What the task needs is every record repeated exactly, nothing more.
*** Begin section ***
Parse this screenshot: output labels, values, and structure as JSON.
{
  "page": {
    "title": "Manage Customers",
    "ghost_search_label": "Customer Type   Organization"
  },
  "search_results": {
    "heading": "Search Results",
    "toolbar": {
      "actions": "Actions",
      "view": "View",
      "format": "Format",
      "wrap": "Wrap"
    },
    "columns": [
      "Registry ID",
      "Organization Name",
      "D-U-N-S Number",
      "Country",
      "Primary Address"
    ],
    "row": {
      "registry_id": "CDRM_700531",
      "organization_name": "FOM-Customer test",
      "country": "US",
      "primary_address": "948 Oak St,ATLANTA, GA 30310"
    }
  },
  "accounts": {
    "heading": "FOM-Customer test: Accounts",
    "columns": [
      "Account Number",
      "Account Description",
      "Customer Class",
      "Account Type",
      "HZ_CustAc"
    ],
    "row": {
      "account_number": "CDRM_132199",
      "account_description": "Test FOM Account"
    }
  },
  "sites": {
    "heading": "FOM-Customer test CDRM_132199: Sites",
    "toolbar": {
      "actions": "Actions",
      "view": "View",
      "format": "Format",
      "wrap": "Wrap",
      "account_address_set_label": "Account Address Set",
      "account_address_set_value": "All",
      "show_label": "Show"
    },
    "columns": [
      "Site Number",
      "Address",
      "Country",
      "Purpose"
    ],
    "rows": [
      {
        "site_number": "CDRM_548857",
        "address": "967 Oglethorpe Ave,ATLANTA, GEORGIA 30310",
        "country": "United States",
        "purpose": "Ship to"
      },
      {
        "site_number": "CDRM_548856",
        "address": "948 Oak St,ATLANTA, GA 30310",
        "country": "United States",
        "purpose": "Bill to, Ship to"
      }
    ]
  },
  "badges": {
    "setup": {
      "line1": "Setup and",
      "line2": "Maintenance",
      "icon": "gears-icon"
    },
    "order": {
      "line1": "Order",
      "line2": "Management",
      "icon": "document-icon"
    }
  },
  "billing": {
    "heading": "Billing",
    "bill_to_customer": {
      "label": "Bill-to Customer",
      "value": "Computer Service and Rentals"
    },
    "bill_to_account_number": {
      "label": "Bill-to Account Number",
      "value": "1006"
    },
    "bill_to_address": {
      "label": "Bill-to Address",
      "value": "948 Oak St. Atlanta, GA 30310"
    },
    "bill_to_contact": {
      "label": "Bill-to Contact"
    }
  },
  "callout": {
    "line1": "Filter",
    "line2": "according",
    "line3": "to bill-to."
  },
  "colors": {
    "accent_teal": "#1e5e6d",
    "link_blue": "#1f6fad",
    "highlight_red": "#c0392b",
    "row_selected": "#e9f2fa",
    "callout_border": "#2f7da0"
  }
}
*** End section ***
Output of the exercise
Parse this screenshot: output labels, values, and structure as JSON.
{
  "page": {
    "title": "Manage Customers",
    "ghost_search_label": "Customer Type   Organization"
  },
  "search_results": {
    "heading": "Search Results",
    "toolbar": {
      "actions": "Actions",
      "view": "View",
      "format": "Format",
      "wrap": "Wrap"
    },
    "columns": [
      "Registry ID",
      "Organization Name",
      "D-U-N-S Number",
      "Country",
      "Primary Address"
    ],
    "row": {
      "registry_id": "CDRM_700531",
      "organization_name": "FOM-Customer test",
      "country": "US",
      "primary_address": "948 Oak St,ATLANTA, GA 30310"
    }
  },
  "accounts": {
    "heading": "FOM-Customer test: Accounts",
    "columns": [
      "Account Number",
      "Account Description",
      "Customer Class",
      "Account Type",
      "HZ_CustAc"
    ],
    "row": {
      "account_number": "CDRM_132199",
      "account_description": "Test FOM Account"
    }
  },
  "sites": {
    "heading": "FOM-Customer test CDRM_132199: Sites",
    "toolbar": {
      "actions": "Actions",
      "view": "View",
      "format": "Format",
      "wrap": "Wrap",
      "account_address_set_label": "Account Address Set",
      "account_address_set_value": "All",
      "show_label": "Show"
    },
    "columns": [
      "Site Number",
      "Address",
      "Country",
      "Purpose"
    ],
    "rows": [
      {
        "site_number": "CDRM_548857",
        "address": "967 Oglethorpe Ave,ATLANTA, GEORGIA 30310",
        "country": "United States",
        "purpose": "Ship to"
      },
      {
        "site_number": "CDRM_548856",
        "address": "948 Oak St,ATLANTA, GA 30310",
        "country": "United States",
        "purpose": "Bill to, Ship to"
      }
    ]
  },
  "badges": {
    "setup": {
      "line1": "Setup and",
      "line2": "Maintenance",
      "icon": "gears-icon"
    },
    "order": {
      "line1": "Order",
      "line2": "Management",
      "icon": "document-icon"
    }
  },
  "billing": {
    "heading": "Billing",
    "bill_to_customer": {
      "label": "Bill-to Customer",
      "value": "Computer Service and Rentals"
    },
    "bill_to_account_number": {
      "label": "Bill-to Account Number",
      "value": "1006"
    },
    "bill_to_address": {
      "label": "Bill-to Address",
      "value": "948 Oak St. Atlanta, GA 30310"
    },
    "bill_to_contact": {
      "label": "Bill-to Contact"
    }
  },
  "callout": {
    "line1": "Filter",
    "line2": "according",
    "line3": "to bill-to."
  },
  "colors": {
    "accent_teal": "#1e5e6d",
    "link_blue": "#1f6fad",
    "highlight_red": "#c0392b",
    "row_selected": "#e9f2fa",
    "callout_border": "#2f7da0"
  }
}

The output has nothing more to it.